Work order - Omit the images and output every line of the data below exactly.

(Beginning of Excerpted records)

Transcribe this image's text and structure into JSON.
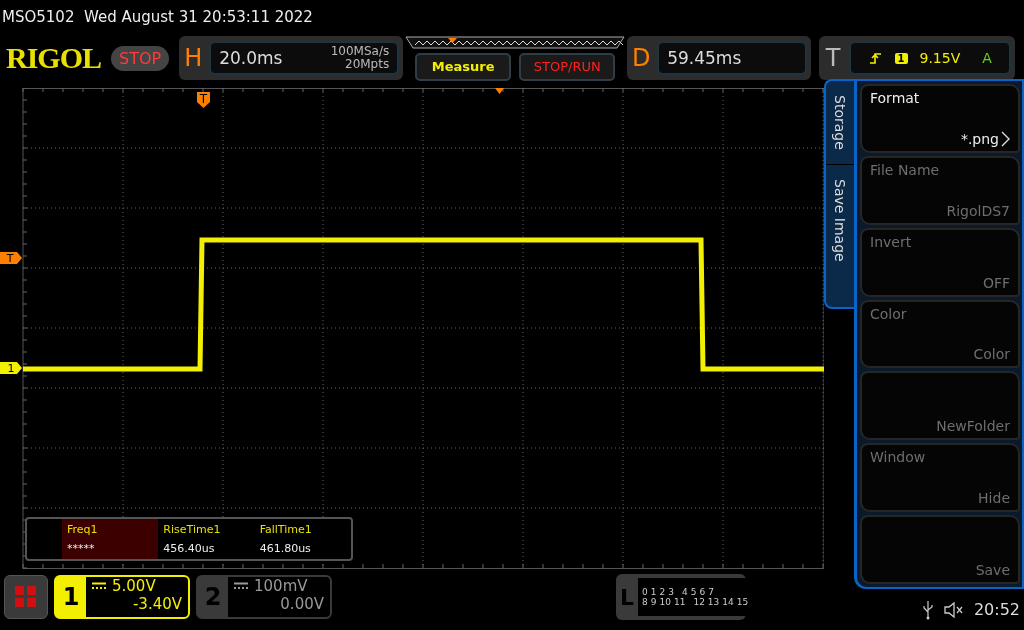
{
  "header": {
    "model": "MSO5102",
    "datetime": "Wed August 31 20:53:11 2022"
  },
  "logo": "RIGOL",
  "run_state": "STOP",
  "horizontal": {
    "label": "H",
    "timebase": "20.0ms",
    "sample_rate": "100MSa/s",
    "memory_depth": "20Mpts"
  },
  "buttons": [
    {
      "label": "Measure",
      "kind": "measure"
    },
    {
      "label": "STOP/RUN",
      "kind": "run"
    }
  ],
  "delay": {
    "label": "D",
    "value": "59.45ms"
  },
  "trigger": {
    "label": "T",
    "source": "1",
    "level": "9.15V",
    "mode": "A"
  },
  "markers": {
    "trigger_position": "T",
    "trigger_level": "T",
    "channel": "1"
  },
  "measurements": [
    {
      "name": "Freq1",
      "value": "*****",
      "selected": true
    },
    {
      "name": "RiseTime1",
      "value": "456.40us",
      "selected": false
    },
    {
      "name": "FallTime1",
      "value": "461.80us",
      "selected": false
    }
  ],
  "side_tabs": [
    {
      "label": "Storage"
    },
    {
      "label": "Save Image"
    }
  ],
  "menu": [
    {
      "title": "Format",
      "value": "*.png",
      "submenu": true,
      "disabled": false
    },
    {
      "title": "File Name",
      "value": "RigolDS7",
      "submenu": false,
      "disabled": true
    },
    {
      "title": "Invert",
      "value": "OFF",
      "submenu": false,
      "disabled": true
    },
    {
      "title": "Color",
      "value": "Color",
      "submenu": false,
      "disabled": true
    },
    {
      "value": "NewFolder",
      "submenu": false,
      "disabled": true
    },
    {
      "title": "Window",
      "value": "Hide",
      "submenu": false,
      "disabled": true
    },
    {
      "value": "Save",
      "submenu": false,
      "disabled": true
    }
  ],
  "channels": [
    {
      "number": "1",
      "scale": "5.00V",
      "offset": "-3.40V",
      "active": true
    },
    {
      "number": "2",
      "scale": "100mV",
      "offset": "0.00V",
      "active": false
    }
  ],
  "logic": {
    "label": "L",
    "bits": [
      "0",
      "1",
      "2",
      "3",
      "4",
      "5",
      "6",
      "7",
      "8",
      "9",
      "10",
      "11",
      "12",
      "13",
      "14",
      "15"
    ]
  },
  "status": {
    "time": "20:52"
  }
}
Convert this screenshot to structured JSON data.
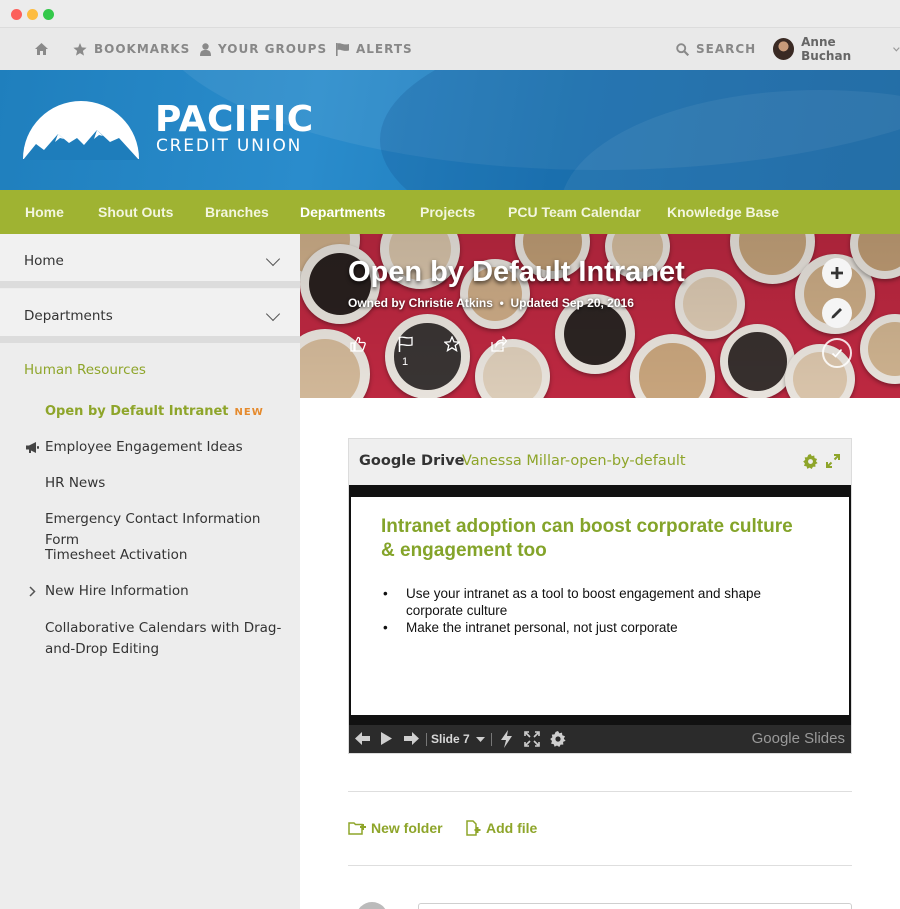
{
  "utility_bar": {
    "bookmarks": "BOOKMARKS",
    "groups": "YOUR GROUPS",
    "alerts": "ALERTS",
    "search": "SEARCH",
    "user_name": "Anne Buchan"
  },
  "brand": {
    "name": "PACIFIC",
    "subtitle": "CREDIT UNION",
    "accent_color": "#9fb332",
    "banner_color": "#2a8ccc"
  },
  "main_nav": {
    "items": [
      "Home",
      "Shout Outs",
      "Branches",
      "Departments",
      "Projects",
      "PCU Team Calendar",
      "Knowledge Base"
    ],
    "active": "Departments"
  },
  "sidebar": {
    "home": "Home",
    "departments": "Departments",
    "section": "Human Resources",
    "links": [
      {
        "label": "Open by Default Intranet",
        "badge": "NEW"
      },
      {
        "label": "Employee Engagement Ideas",
        "icon": "megaphone-icon"
      },
      {
        "label": "HR News"
      },
      {
        "label": "Emergency Contact Information Form"
      },
      {
        "label": "Timesheet Activation"
      },
      {
        "label": "New Hire Information",
        "icon": "chevron-right-icon"
      },
      {
        "label": "Collaborative Calendars with Drag-and-Drop Editing"
      }
    ]
  },
  "hero": {
    "title": "Open by Default Intranet",
    "owner": "Owned by Christie Atkins",
    "updated": "Updated Sep 20, 2016",
    "flag_count": "1"
  },
  "google_drive": {
    "title": "Google Drive",
    "subtitle": "Vanessa Millar-open-by-default",
    "slide_heading": "Intranet adoption can boost corporate culture & engagement too",
    "slide_bullets": [
      "Use your intranet as a tool to boost engagement and shape corporate culture",
      "Make the intranet personal, not just corporate"
    ],
    "slide_number": "Slide 7",
    "viewer_brand": "Google Slides"
  },
  "file_actions": {
    "new_folder": "New folder",
    "add_file": "Add file"
  }
}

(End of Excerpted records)

Result for this task -
Transcribe this image's text and structure into JSON.
{
  "header": {
    "model": "MSO5102",
    "datetime": "Wed August 31 20:53:11 2022"
  },
  "logo": "RIGOL",
  "run_state": "STOP",
  "horizontal": {
    "label": "H",
    "timebase": "20.0ms",
    "sample_rate": "100MSa/s",
    "memory_depth": "20Mpts"
  },
  "buttons": [
    {
      "label": "Measure",
      "kind": "measure"
    },
    {
      "label": "STOP/RUN",
      "kind": "run"
    }
  ],
  "delay": {
    "label": "D",
    "value": "59.45ms"
  },
  "trigger": {
    "label": "T",
    "source": "1",
    "level": "9.15V",
    "mode": "A"
  },
  "markers": {
    "trigger_position": "T",
    "trigger_level": "T",
    "channel": "1"
  },
  "measurements": [
    {
      "name": "Freq1",
      "value": "*****",
      "selected": true
    },
    {
      "name": "RiseTime1",
      "value": "456.40us",
      "selected": false
    },
    {
      "name": "FallTime1",
      "value": "461.80us",
      "selected": false
    }
  ],
  "side_tabs": [
    {
      "label": "Storage"
    },
    {
      "label": "Save Image"
    }
  ],
  "menu": [
    {
      "title": "Format",
      "value": "*.png",
      "submenu": true,
      "disabled": false
    },
    {
      "title": "File Name",
      "value": "RigolDS7",
      "submenu": false,
      "disabled": true
    },
    {
      "title": "Invert",
      "value": "OFF",
      "submenu": false,
      "disabled": true
    },
    {
      "title": "Color",
      "value": "Color",
      "submenu": false,
      "disabled": true
    },
    {
      "value": "NewFolder",
      "submenu": false,
      "disabled": true
    },
    {
      "title": "Window",
      "value": "Hide",
      "submenu": false,
      "disabled": true
    },
    {
      "value": "Save",
      "submenu": false,
      "disabled": true
    }
  ],
  "channels": [
    {
      "number": "1",
      "scale": "5.00V",
      "offset": "-3.40V",
      "active": true
    },
    {
      "number": "2",
      "scale": "100mV",
      "offset": "0.00V",
      "active": false
    }
  ],
  "logic": {
    "label": "L",
    "bits": [
      "0",
      "1",
      "2",
      "3",
      "4",
      "5",
      "6",
      "7",
      "8",
      "9",
      "10",
      "11",
      "12",
      "13",
      "14",
      "15"
    ]
  },
  "status": {
    "time": "20:52"
  }
}
Convert this screenshot to structured JSON data.
{
  "utility_bar": {
    "bookmarks": "BOOKMARKS",
    "groups": "YOUR GROUPS",
    "alerts": "ALERTS",
    "search": "SEARCH",
    "user_name": "Anne Buchan"
  },
  "brand": {
    "name": "PACIFIC",
    "subtitle": "CREDIT UNION",
    "accent_color": "#9fb332",
    "banner_color": "#2a8ccc"
  },
  "main_nav": {
    "items": [
      "Home",
      "Shout Outs",
      "Branches",
      "Departments",
      "Projects",
      "PCU Team Calendar",
      "Knowledge Base"
    ],
    "active": "Departments"
  },
  "sidebar": {
    "home": "Home",
    "departments": "Departments",
    "section": "Human Resources",
    "links": [
      {
        "label": "Open by Default Intranet",
        "badge": "NEW"
      },
      {
        "label": "Employee Engagement Ideas",
        "icon": "megaphone-icon"
      },
      {
        "label": "HR News"
      },
      {
        "label": "Emergency Contact Information Form"
      },
      {
        "label": "Timesheet Activation"
      },
      {
        "label": "New Hire Information",
        "icon": "chevron-right-icon"
      },
      {
        "label": "Collaborative Calendars with Drag-and-Drop Editing"
      }
    ]
  },
  "hero": {
    "title": "Open by Default Intranet",
    "owner": "Owned by Christie Atkins",
    "updated": "Updated Sep 20, 2016",
    "flag_count": "1"
  },
  "google_drive": {
    "title": "Google Drive",
    "subtitle": "Vanessa Millar-open-by-default",
    "slide_heading": "Intranet adoption can boost corporate culture & engagement too",
    "slide_bullets": [
      "Use your intranet as a tool to boost engagement and shape corporate culture",
      "Make the intranet personal, not just corporate"
    ],
    "slide_number": "Slide 7",
    "viewer_brand": "Google Slides"
  },
  "file_actions": {
    "new_folder": "New folder",
    "add_file": "Add file"
  }
}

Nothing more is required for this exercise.